This inherently pits special interest against the public interest.

But the public is notoriously sensitive to such and so pretext and justification is needed.

And this is why federal funding of science is so unspeakably dangerous.

Once federal funding comes to dominate scientific endeavor, it leads to rapid and inevitable corruption of science. it ceases to be an adversarial field of challenge and contest and becomes a form of techno-clerisy, a priesthood protecting its doctrine.

The feedback loop rapidly reduces whole fields into dogmatic dross of purified fealty highly suited to political purpose but anathema to any sort of endeavor that the likes of Sir Francis Bacon would have recognized as science.

Governmental money is the alkahest of scientific method. it dissolves it into politics and strips it of its vital nature.

We've seen this in 100 fields. Climate science was ravaged and reduced to a one note flute of backbench hacks elevated to prominence like so many soviet commissars who had never even seen a farm placed in charge of agriculture to ensure the ideological purity of turnips.

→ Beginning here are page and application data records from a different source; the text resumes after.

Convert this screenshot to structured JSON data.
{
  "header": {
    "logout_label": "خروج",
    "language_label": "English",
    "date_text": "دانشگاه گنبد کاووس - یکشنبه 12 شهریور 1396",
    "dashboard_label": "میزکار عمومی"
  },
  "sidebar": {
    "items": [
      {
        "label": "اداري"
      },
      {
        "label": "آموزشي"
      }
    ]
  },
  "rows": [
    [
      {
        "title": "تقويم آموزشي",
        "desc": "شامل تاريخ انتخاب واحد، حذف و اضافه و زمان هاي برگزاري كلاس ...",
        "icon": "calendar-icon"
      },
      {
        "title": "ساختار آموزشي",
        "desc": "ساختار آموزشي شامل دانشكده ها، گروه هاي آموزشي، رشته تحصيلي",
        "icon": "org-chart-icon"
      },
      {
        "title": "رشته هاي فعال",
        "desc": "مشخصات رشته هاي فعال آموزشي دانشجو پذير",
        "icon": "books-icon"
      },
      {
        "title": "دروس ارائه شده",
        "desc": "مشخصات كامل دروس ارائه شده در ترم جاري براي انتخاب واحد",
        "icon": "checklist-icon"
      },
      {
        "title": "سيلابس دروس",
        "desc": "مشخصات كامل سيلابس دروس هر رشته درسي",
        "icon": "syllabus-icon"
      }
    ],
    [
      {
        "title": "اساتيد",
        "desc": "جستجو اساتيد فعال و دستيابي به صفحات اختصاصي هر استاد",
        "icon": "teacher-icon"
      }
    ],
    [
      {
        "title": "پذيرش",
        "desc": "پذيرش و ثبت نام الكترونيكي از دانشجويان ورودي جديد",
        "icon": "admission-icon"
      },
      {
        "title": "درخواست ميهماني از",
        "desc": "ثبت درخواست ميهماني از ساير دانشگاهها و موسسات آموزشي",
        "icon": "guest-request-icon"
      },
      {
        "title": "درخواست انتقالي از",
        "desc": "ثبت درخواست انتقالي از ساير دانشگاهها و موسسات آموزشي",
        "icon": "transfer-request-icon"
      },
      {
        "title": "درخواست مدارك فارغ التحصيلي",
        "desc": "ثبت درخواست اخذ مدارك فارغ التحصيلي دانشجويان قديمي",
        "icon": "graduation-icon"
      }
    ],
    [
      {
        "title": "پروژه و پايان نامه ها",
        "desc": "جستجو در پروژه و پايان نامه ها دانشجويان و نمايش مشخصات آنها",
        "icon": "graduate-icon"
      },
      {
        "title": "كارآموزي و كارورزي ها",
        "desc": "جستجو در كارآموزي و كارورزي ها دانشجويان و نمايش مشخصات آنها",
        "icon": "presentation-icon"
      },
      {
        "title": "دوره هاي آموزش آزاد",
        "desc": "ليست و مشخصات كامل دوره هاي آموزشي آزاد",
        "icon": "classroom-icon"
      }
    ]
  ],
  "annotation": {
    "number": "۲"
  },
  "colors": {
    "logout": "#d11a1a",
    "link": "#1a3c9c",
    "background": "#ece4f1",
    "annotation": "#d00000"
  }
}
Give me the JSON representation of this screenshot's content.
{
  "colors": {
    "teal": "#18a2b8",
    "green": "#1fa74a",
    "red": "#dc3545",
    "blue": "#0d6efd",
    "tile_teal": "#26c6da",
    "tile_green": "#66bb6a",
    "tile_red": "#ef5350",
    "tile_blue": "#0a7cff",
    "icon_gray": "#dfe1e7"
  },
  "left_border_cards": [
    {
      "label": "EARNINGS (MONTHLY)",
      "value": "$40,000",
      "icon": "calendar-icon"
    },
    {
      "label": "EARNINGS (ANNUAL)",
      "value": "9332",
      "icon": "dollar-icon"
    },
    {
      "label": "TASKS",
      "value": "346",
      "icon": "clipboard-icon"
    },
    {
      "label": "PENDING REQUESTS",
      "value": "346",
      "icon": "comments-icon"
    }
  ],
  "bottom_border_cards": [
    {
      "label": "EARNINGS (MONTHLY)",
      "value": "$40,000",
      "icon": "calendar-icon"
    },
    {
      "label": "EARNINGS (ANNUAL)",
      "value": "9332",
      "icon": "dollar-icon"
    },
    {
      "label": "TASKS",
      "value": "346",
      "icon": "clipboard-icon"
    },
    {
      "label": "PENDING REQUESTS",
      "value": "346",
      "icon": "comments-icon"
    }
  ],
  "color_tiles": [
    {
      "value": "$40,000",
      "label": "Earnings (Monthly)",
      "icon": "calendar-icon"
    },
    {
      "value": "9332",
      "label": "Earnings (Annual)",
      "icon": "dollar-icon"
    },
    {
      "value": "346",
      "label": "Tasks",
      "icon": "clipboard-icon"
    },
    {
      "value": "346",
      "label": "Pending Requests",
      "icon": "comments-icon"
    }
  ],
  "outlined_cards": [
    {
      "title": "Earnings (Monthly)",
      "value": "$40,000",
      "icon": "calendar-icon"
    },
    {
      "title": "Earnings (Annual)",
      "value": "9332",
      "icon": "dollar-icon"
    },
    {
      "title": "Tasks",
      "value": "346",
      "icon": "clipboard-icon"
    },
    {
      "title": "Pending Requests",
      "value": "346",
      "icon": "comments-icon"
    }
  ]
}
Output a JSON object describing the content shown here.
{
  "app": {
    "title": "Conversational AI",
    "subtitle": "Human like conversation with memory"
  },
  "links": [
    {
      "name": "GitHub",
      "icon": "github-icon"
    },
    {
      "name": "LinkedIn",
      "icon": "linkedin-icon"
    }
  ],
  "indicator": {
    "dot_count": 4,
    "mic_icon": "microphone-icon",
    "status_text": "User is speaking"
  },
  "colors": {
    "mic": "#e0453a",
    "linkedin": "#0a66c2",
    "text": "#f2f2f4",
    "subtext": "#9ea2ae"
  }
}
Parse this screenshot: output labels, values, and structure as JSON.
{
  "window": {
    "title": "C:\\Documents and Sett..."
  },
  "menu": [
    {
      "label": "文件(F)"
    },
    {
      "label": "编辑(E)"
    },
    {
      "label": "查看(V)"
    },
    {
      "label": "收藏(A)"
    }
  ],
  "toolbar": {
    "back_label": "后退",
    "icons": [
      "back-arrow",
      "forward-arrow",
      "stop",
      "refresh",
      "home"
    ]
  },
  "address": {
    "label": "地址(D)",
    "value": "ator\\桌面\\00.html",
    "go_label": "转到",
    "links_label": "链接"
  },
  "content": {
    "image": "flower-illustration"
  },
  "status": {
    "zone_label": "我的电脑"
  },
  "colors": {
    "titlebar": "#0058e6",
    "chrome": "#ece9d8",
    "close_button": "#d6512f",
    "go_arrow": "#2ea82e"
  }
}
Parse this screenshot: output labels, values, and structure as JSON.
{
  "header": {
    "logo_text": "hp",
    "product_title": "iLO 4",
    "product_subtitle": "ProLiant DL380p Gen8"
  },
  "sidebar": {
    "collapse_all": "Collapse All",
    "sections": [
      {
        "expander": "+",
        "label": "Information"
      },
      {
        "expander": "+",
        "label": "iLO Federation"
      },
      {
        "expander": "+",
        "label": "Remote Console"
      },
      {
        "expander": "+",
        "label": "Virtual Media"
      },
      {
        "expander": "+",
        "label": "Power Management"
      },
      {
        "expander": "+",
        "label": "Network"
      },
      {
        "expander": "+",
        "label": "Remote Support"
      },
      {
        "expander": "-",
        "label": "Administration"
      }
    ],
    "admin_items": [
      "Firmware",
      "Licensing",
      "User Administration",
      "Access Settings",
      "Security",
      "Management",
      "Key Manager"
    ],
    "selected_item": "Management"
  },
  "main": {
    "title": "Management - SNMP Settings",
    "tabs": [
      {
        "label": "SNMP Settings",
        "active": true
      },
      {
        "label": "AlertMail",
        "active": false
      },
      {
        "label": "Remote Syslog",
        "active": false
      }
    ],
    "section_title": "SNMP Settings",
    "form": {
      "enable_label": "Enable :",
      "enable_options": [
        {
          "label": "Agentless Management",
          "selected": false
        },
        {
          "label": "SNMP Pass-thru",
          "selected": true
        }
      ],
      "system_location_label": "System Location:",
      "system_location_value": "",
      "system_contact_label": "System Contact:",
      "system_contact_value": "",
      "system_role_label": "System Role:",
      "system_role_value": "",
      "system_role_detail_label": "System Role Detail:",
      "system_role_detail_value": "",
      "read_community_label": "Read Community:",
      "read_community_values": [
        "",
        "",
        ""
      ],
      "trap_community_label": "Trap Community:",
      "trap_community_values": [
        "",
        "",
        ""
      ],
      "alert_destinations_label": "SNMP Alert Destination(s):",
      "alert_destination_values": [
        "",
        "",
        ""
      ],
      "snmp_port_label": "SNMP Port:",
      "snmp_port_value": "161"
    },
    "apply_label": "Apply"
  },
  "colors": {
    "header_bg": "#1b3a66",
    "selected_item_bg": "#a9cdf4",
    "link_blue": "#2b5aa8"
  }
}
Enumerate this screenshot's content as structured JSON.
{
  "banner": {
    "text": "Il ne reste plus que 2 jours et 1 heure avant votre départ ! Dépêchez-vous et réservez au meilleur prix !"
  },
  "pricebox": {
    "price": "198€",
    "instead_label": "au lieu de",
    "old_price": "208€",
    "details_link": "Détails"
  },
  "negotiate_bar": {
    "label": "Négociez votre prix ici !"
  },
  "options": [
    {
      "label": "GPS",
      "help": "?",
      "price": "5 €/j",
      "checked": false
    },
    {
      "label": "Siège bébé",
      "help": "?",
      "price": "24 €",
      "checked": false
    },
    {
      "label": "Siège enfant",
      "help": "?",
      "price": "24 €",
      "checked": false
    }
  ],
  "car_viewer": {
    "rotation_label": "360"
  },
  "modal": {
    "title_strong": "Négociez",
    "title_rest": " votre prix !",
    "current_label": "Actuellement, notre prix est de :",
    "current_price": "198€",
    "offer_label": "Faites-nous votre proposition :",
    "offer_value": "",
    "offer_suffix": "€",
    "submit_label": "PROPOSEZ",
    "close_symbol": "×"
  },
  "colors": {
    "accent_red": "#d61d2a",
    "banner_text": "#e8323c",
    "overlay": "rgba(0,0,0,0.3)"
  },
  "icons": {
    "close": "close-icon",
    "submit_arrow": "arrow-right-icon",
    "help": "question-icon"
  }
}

And so we get vast subsidies for renewables and electric vehicles that could not compete in a market unaided and likely make little or no overall environmental sense.


Other options (like nuclear) are discarded out of hand not because they are dangerous, but because they work and the cronies cannot compete against them. Power grids become more expensive and less reliable.


The RTO policies purported to bring market forces to electricity instead brought double the rules and even more cronyism.




The system is fully captured

It justifies its crony corporatism by waving around "the science" that it bought bespoke for just that purpose under the auspices of the state.

It fudges figures, adulterates data, and uses models with no proven predictive power as basis for world shaping policy and punditry.

It suppresses alternatives and ideas like adaptation.

The Covid response has been little different.


The testing industrial complex that Fed the terrible and over inclusive definitions of cases and hospitalizations and deaths became something akin to a perpetual motion machine for each new round of testing begat more "Covid" and thus demanding more testing to support counterproductive metrics, inflate threat, and, of course, to produce "more Covid" to start the cycle again.

We ran 2 million tests a day in the US at some points.


Overall, we spent on the order of $1.5 billion dollars a week on it, probably $80 billion last year alone.


We ran more tests for Covid than flu tests in my whole lifetime and maybe ever in our history as a nation.

And it bought us nothing...!

We went all in on vaccines that do not stop spread.

It was not "warp speed" it was "warped science."

Because that is how it ALWAYS works...